### What you should do
If a line in the entries below includes "image", show that line.

### Supplied data
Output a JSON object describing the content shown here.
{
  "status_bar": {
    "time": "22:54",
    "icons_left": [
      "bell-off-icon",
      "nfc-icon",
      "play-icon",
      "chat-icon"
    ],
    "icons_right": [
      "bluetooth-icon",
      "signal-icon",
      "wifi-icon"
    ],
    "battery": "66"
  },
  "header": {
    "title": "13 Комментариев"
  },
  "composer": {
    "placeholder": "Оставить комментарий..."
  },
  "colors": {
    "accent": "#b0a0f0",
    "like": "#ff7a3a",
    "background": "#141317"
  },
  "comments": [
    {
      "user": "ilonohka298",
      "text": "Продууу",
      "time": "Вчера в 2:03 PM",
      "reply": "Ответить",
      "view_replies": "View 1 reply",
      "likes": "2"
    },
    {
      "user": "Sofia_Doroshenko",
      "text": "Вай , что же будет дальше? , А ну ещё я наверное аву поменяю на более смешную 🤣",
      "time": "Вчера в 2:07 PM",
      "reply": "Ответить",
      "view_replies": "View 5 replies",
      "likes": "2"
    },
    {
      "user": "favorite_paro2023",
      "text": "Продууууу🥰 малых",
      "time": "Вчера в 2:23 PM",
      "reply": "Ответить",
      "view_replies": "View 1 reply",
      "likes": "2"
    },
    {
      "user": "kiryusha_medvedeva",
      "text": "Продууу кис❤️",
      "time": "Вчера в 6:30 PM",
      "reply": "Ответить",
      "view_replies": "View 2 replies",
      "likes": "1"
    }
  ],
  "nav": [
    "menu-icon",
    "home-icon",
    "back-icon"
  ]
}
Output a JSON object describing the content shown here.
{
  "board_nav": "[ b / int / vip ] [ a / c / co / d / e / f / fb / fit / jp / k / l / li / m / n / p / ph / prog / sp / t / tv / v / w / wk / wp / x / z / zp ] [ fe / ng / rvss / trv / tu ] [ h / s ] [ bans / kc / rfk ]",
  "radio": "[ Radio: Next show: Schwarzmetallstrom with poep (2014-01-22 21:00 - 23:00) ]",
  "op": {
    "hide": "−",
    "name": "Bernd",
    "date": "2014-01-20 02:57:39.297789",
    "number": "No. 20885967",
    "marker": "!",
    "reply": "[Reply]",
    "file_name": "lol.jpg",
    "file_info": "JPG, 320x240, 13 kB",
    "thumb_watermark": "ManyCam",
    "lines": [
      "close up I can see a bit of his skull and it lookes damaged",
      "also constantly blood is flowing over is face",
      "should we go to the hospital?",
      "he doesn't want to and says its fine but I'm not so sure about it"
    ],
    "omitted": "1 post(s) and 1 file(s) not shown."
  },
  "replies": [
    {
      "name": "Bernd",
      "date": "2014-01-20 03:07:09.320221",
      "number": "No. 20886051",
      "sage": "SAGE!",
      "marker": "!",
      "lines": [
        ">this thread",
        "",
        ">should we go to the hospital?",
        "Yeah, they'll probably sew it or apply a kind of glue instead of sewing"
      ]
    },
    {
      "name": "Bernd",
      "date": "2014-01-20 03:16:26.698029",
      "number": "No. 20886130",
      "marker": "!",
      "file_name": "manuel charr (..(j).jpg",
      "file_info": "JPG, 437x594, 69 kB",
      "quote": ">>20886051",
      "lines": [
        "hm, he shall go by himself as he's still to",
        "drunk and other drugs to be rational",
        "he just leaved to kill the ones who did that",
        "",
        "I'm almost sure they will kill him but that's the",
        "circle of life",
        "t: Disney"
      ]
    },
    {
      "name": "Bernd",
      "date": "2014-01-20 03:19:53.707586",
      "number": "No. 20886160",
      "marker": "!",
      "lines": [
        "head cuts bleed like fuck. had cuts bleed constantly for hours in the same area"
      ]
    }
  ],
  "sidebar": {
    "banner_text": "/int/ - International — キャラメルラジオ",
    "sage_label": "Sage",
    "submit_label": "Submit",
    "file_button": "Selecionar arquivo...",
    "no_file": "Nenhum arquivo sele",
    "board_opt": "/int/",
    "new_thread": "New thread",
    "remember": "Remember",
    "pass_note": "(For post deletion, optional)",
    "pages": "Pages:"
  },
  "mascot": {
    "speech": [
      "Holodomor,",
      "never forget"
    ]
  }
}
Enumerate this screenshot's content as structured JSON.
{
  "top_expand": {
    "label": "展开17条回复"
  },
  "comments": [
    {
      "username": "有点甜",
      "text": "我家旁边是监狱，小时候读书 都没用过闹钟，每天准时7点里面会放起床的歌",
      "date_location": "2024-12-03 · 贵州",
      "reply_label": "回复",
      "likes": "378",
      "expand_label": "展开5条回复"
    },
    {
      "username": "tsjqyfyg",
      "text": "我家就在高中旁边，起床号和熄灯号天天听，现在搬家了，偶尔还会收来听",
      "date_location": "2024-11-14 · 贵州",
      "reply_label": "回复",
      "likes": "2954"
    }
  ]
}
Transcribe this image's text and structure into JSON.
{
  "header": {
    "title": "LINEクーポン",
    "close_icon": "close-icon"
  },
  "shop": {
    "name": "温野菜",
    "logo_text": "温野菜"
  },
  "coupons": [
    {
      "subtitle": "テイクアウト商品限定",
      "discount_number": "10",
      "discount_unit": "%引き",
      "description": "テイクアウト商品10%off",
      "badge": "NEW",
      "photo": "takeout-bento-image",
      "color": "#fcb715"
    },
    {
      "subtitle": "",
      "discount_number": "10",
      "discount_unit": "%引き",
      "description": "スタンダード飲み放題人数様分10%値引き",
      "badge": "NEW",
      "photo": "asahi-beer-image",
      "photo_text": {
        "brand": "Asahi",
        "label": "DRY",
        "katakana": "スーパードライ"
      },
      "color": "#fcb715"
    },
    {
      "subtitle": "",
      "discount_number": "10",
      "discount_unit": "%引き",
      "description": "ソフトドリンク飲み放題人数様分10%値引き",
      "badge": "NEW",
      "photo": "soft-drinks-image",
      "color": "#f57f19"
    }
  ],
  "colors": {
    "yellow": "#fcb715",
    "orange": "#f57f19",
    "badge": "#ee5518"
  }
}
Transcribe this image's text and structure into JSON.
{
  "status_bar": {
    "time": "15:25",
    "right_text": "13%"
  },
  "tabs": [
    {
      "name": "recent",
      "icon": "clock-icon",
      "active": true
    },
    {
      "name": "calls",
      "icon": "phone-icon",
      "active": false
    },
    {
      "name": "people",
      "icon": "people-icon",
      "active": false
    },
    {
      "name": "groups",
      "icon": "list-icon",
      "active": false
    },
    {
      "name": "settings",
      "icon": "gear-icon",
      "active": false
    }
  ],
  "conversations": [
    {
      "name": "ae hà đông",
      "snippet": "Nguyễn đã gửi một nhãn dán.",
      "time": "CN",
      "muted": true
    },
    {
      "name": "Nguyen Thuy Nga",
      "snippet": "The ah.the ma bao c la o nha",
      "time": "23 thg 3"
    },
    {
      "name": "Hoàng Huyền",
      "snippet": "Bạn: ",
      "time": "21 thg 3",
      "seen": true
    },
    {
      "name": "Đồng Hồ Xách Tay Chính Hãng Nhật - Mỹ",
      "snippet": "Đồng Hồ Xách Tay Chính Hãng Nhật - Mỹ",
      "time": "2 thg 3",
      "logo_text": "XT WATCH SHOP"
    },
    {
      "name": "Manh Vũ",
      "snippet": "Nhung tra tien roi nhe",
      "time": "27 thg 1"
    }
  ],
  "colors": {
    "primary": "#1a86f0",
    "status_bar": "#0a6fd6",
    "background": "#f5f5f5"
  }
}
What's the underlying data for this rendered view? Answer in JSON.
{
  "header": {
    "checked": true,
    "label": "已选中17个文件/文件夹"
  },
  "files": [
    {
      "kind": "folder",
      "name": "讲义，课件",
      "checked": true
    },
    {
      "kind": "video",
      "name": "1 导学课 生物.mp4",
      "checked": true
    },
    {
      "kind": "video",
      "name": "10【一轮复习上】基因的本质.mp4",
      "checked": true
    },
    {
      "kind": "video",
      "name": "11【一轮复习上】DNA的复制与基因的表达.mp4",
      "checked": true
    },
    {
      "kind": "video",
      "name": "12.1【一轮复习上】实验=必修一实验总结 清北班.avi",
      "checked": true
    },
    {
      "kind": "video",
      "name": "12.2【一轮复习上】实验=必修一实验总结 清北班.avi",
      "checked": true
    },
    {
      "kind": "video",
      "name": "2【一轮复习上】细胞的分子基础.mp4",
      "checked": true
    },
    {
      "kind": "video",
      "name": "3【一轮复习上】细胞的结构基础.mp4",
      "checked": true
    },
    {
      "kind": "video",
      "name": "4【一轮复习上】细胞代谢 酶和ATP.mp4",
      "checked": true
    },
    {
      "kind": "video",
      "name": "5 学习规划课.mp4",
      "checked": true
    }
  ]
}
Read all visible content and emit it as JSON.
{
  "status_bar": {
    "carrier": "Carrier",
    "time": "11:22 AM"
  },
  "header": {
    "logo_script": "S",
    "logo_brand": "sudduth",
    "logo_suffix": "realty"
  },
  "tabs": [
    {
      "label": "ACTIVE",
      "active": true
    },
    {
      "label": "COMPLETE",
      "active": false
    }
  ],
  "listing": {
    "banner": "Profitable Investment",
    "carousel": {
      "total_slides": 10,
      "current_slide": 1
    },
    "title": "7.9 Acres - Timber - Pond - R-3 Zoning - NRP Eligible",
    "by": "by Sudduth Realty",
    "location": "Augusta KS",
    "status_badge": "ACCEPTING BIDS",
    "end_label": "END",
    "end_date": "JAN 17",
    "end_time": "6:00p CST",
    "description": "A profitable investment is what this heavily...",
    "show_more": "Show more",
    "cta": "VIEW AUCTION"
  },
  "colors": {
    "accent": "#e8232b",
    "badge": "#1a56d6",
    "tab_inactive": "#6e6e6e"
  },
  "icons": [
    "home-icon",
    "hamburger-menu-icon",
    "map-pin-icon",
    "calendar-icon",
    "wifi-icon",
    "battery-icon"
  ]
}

### Answer to this problem
Transcribe this image's text and structure into JSON.
      "photo": "takeout-bento-image",
      "photo": "asahi-beer-image",
      "photo": "soft-drinks-image",
Transcribe this image's text and structure into JSON.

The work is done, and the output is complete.